Patton (right, below) has been a tireless advocate of fibre, and earned plenty of criticism for his stance.
His latest critic has been Robin Eckermann, adjunct professor at the University of Canberra, who, in a letter to CommsDay, a publication that has been a supporter of the Coalition's NBN policy, described both the utterances of Patton and this writer "as frustrating in the extreme... decrying the use of existing infrastructure to get the NBN rolled out faster and at less cost".
"Personally, I would like to see NBN deploy FttDP (and FttP) as widely as practical - but the arguments that the sky will fall in unless the government spends a mozza to equip every home with 100 Mbps+ speeds immediately are technically naive (when so many factors outside the last mile affect end-user experiences) and economically irresponsible (when the cost *will* be borne by Australians one way or another)," Eckermann wrote.
What arguments Lynch made are unknown because his newsletter is behind a paywall. But Lynch, who also owns CommsDay, has been a supporter of the Coalition's multi technology mix NBN from day one.
Patton, as usual, did not mince his words when reacting to this criticism.
"I find it frustrating that a small group of neo-Luddites can't see that the future is a digitally enabled world and that Australia is being left behind," he told iTWire.
"New Zealand, not to mention most of APAC, is already ahead of us in terms of broadband speeds."
Anne Hurley, the chairman of Internet Australia, was not far behind. "Internet Australia believes we cannot afford to continue rolling out a demonstrably inferior NBN when more modern technology is now available," she said.
"Our world-class engineers have been making the case for abandoning FttN for more than a year now.
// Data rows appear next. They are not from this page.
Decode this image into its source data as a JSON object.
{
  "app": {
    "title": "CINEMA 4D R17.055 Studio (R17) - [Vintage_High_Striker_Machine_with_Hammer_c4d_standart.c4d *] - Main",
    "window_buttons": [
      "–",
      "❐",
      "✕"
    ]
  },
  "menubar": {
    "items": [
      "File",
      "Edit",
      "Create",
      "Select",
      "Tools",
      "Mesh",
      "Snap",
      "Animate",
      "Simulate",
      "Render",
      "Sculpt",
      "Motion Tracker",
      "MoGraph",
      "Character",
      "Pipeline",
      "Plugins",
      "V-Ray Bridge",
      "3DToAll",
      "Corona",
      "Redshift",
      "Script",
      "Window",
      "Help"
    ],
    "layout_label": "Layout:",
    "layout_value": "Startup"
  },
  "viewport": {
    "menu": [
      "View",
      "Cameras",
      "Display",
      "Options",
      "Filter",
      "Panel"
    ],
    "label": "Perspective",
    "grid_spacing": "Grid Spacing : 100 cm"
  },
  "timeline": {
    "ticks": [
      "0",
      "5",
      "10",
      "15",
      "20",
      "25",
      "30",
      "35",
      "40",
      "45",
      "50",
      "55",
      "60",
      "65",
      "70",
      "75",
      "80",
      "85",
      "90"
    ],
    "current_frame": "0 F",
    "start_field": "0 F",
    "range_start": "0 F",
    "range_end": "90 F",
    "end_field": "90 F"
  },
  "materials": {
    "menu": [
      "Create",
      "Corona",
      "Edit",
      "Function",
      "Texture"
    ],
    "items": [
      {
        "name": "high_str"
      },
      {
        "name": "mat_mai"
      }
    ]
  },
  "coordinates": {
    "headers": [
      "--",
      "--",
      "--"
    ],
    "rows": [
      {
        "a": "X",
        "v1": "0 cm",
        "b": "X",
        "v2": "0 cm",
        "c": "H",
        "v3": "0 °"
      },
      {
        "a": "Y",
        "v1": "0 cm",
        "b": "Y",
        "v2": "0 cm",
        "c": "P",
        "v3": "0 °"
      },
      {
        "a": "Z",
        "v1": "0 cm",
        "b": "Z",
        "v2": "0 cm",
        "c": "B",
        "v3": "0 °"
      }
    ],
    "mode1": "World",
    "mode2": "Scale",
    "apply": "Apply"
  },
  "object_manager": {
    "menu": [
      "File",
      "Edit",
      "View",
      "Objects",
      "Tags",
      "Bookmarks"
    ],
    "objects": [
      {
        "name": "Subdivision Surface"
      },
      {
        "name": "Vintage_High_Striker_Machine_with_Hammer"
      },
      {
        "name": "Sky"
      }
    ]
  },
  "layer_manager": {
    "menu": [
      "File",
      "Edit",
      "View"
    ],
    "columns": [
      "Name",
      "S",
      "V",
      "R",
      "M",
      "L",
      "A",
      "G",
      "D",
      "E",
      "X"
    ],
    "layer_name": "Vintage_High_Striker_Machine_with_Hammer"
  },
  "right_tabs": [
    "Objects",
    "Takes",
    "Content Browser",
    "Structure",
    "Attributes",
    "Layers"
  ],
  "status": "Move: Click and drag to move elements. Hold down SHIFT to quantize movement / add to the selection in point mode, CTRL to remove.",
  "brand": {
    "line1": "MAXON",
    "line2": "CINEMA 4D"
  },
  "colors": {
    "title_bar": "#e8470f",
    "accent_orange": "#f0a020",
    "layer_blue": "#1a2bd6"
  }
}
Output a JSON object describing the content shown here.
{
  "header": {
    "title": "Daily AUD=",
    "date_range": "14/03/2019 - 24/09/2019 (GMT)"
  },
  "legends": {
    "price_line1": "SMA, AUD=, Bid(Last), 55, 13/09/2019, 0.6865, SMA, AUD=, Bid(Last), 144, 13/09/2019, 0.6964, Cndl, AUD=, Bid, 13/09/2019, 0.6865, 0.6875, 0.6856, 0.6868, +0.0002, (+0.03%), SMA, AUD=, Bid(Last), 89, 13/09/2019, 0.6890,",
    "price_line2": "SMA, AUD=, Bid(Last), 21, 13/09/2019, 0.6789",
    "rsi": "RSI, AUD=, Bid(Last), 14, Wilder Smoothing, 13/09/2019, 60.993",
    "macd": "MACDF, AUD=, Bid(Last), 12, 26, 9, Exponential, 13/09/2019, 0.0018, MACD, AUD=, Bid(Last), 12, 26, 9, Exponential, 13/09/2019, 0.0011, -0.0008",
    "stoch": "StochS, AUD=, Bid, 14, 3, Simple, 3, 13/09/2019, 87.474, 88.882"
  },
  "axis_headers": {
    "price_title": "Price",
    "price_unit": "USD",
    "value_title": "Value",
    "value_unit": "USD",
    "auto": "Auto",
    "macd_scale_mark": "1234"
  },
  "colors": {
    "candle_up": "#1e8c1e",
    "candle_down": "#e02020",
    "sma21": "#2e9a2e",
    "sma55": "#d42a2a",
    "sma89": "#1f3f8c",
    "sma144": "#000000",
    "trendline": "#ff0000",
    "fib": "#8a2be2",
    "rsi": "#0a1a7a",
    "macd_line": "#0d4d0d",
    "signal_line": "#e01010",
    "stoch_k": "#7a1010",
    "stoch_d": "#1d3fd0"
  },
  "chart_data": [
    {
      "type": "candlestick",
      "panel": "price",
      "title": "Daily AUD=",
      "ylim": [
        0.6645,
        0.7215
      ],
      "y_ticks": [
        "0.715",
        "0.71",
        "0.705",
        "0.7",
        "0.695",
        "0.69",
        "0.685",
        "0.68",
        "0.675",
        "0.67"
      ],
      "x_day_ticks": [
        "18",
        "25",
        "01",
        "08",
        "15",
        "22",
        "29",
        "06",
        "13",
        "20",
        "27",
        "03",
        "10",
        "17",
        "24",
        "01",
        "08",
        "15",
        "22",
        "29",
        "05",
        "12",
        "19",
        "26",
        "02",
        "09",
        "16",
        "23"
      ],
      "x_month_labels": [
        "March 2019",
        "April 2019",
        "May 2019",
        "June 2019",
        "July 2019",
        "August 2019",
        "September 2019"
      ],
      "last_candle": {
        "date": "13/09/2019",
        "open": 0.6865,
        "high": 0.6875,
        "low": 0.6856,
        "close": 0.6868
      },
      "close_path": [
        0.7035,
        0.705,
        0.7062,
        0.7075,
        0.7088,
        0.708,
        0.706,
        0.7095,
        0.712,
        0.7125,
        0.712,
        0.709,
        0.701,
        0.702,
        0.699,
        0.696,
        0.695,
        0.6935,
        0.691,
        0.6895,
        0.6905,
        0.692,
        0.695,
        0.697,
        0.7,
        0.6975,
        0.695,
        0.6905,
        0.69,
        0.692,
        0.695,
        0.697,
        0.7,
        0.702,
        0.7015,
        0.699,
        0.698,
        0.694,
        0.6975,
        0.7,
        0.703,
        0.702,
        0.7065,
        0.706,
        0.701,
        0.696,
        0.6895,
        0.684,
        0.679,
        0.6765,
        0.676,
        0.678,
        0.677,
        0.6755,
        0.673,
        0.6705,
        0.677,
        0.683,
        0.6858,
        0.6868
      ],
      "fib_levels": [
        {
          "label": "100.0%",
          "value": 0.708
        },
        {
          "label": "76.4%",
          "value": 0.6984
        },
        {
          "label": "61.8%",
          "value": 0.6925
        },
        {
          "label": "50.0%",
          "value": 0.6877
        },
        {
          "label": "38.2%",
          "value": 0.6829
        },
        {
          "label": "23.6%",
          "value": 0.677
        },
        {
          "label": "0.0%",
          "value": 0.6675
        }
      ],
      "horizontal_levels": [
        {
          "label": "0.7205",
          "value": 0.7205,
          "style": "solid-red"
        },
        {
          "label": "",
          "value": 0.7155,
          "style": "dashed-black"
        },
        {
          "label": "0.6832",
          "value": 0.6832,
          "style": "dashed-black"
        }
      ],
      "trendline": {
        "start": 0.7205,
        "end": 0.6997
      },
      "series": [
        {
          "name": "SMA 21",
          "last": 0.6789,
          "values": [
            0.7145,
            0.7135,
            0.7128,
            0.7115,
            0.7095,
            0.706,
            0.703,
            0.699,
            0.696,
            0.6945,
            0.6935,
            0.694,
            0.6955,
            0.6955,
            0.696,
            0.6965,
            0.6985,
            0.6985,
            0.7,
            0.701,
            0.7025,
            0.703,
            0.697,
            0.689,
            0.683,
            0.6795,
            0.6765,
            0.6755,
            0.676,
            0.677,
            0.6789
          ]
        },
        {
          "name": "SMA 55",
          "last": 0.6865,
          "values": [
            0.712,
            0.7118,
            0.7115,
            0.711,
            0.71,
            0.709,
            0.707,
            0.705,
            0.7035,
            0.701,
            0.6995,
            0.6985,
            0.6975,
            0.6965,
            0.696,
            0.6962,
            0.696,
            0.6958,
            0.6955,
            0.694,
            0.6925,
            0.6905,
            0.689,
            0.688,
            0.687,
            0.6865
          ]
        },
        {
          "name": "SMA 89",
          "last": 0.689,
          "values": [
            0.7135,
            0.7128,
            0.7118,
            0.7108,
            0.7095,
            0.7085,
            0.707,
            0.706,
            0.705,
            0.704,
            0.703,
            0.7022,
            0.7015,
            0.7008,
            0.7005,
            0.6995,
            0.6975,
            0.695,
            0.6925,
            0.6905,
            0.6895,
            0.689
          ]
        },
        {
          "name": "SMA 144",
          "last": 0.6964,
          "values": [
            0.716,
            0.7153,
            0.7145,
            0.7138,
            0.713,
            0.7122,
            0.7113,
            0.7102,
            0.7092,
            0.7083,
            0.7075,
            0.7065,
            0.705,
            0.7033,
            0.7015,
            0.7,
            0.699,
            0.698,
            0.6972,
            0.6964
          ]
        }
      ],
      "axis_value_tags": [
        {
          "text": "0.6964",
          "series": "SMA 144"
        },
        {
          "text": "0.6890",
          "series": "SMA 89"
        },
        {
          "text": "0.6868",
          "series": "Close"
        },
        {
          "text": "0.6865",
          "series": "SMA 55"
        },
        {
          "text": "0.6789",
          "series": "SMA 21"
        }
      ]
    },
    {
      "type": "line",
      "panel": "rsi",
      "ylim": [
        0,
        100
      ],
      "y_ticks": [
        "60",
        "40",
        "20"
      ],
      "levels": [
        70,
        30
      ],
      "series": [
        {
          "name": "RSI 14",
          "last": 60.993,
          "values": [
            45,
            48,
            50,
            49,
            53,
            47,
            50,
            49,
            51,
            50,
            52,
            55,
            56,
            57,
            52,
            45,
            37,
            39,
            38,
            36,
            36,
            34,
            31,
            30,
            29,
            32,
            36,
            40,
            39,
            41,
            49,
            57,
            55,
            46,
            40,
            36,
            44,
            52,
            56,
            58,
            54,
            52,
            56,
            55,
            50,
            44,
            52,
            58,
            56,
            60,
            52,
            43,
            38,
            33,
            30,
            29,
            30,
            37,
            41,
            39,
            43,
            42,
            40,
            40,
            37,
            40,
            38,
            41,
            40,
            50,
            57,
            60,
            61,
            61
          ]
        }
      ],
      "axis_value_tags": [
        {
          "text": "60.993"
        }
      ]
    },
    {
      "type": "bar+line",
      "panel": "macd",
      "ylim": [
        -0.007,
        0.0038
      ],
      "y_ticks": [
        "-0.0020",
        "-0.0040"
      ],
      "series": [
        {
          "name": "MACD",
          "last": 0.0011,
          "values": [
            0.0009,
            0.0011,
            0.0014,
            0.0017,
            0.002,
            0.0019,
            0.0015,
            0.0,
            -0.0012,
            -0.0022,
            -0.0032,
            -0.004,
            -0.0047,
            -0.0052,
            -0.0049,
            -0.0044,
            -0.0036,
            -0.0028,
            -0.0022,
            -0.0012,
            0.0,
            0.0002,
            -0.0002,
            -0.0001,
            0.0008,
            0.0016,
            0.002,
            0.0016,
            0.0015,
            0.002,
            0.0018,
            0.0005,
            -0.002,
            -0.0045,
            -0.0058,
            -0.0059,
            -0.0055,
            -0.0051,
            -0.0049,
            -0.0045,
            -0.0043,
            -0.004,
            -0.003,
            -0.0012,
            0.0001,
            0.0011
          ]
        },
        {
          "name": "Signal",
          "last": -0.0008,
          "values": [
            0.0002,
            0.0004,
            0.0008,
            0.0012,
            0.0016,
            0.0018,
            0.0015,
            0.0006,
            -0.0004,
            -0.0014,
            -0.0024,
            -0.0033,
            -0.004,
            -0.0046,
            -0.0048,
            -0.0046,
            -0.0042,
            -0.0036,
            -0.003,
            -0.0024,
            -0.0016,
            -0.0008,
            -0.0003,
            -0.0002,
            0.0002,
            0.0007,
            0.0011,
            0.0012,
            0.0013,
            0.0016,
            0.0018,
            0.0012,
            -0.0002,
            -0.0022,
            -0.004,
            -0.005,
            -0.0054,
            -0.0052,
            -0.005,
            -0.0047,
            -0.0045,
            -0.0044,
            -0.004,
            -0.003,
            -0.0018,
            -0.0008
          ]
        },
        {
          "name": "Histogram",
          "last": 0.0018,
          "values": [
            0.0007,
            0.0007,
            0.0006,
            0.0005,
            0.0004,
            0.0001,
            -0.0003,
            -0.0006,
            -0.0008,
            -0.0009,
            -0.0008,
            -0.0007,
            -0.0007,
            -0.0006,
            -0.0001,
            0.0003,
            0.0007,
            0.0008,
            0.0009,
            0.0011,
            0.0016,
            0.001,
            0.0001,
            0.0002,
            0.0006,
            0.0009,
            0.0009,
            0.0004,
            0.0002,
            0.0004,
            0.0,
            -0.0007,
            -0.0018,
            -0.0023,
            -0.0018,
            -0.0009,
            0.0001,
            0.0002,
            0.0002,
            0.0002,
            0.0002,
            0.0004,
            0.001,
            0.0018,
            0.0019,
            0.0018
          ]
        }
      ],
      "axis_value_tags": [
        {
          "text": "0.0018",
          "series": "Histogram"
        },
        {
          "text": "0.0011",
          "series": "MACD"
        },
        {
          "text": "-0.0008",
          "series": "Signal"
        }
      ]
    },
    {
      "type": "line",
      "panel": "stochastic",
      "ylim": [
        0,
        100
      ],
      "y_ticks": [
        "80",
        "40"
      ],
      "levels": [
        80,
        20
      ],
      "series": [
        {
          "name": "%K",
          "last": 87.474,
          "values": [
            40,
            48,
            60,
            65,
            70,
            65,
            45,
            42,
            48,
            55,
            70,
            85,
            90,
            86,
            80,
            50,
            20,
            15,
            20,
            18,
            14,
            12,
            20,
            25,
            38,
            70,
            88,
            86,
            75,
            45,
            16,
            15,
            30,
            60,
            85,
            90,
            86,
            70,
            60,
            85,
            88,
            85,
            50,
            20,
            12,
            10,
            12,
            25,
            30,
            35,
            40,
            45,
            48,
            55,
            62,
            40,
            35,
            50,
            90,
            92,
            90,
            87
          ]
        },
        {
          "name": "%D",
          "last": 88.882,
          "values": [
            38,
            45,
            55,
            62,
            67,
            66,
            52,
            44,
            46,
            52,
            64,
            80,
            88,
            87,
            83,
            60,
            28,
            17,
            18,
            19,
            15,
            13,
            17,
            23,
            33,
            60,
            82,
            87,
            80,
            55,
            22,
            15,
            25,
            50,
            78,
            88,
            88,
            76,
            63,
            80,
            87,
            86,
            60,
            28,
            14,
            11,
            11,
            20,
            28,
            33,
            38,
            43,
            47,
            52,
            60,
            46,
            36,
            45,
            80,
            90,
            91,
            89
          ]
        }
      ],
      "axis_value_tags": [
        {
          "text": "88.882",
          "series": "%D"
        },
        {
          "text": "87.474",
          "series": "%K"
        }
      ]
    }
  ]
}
Persisting with FttN is creating three classes of fixed broadband consumers: those with FttP, those with FttDP. And those with FttN who can only catch up with their neighbours if they pay for it themselves."
Hurley was also critical of CommsDay. "It seems that CommsDay has recently been enlisted as a branch of NBN Co's PR department," she said.
"When we polled our members, 80% told us they don't believe FttN will meet our future needs."